New study reveals devastating impact
of mental health problems on personal finances
Money and Mental Health is the new Policy Institute set up by Martin Lewis to tackle the toxic relationship between financial difficulties and mental health problems.
Today Money and Mental Health launch their flagship report Money on your mind. This is the largest study of its kind, drawing on the experiences of nearly five and a half thousand people with mental health problems. The findings are stark.
- 72% of those surveyed said that their mental health problems have made their financial situation worse, and that’s not just as a result of having less money to spend.
- 93% say they spend more when they are unwell
- 92% find it harder to make financial decisions
- and worryingly 59% have even taken out a loan that they wouldn’t otherwise have done.
- Of those who have taken out new credit in the last year, more than a third (38%) said that their mental health at the time left them unable to remember what they had been told about the loan.
Previous research has shown that one in four people with a mental health problem is in problem debt, while half of those in debt also have a mental health problem.
Commenting, Money Saving Expert Martin Lewis, Founder and Chair of the Money and Mental Health Policy Institute said:
“We know financial difficulties can have a serious detrimental impact on mental health, but this report now shows conclusively that it goes both ways – mental health problems can devastate our finances too.
“It’s clear from the study that people with mental health problems are spending more when they are unwell, finding it harder to make financial decisions and in the worst cases, actually taking on new credit that they otherwise wouldn’t have done.
“This is extremely worrying. Our vision is of a world where mental health problems don’t lead to financial difficulty, and where problems with money can be managed without long-term impacts on our mental health. To get there, we need the financial services industry, health and policy-makers to take this issue as seriously as we do with practical solutions. This is my personal call-to-arms for them to please join us and fix this toxic relationship for good.’
Polly Mackenzie, Director of the Money and Mental Health Policy Institute added:
“This study offers us an unprecedented insight into the complex relationship between financial difficulties and mental health problems. Some progress has been made in recent years to improve how people with mental health problems are treated once they are in debt, but little attention has been given to preventing this happening in the first place.
The financial services and retail industries need to recognise that a quarter of their consumers have a mental health problem every year – and they may need extra support or protection to stay financially healthy. People with mental health problems do not deserve to be written off to a life of financial difficulty.”
The report also found that, of those who responded to the survey:
- 74% put off paying bills when they are unwell
- 71% avoid dealing with creditors
- And more than half (53%) have ended up seriously behind on payments for at least one bill or loan agreement.
Read the full report here
Notes to Editors
- The Money and Mental Health Policy Institute was set up by Martin Lewis in spring 2016, registered charity number 1166493.
- It will conduct research and develop policies for banks, lenders, regulators, the health service and government to help people with mental health problems protect themselves from financial difficulties and get out of debt.
- Martin Lewis OBE, Money Saving Expert, is an award-winning campaigning broadcaster, newspaper columnist and author.
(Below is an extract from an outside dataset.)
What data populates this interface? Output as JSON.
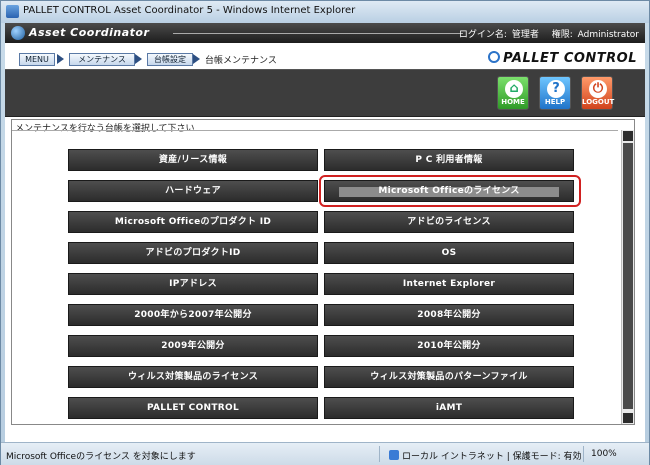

He founded MoneySavingExpert.com in 2003 for £100 and remains its full-time Editor-in- Chief. It is now the UK’s biggest money site, with more than 14 million monthly users. Martin has his own prime-time ITV programme – The Martin Lewis Money Show – and is resident expert on This Morning, Good Morning Britain and BBC Radio 5 Live’s Consumer Panel, among others.
- Polly Mackenzie is the Director of the Money and Mental Health Policy Institute. She was previously Director of Policy for the Deputy Prime Minister, working in Number 10 and the Cabinet Office, from 2010-2015.
- The survey was conducted online over five weeks, 4th March – 15th April 2016 and received 5,413 valid responses, all self-identified as having experience of a mental health problem.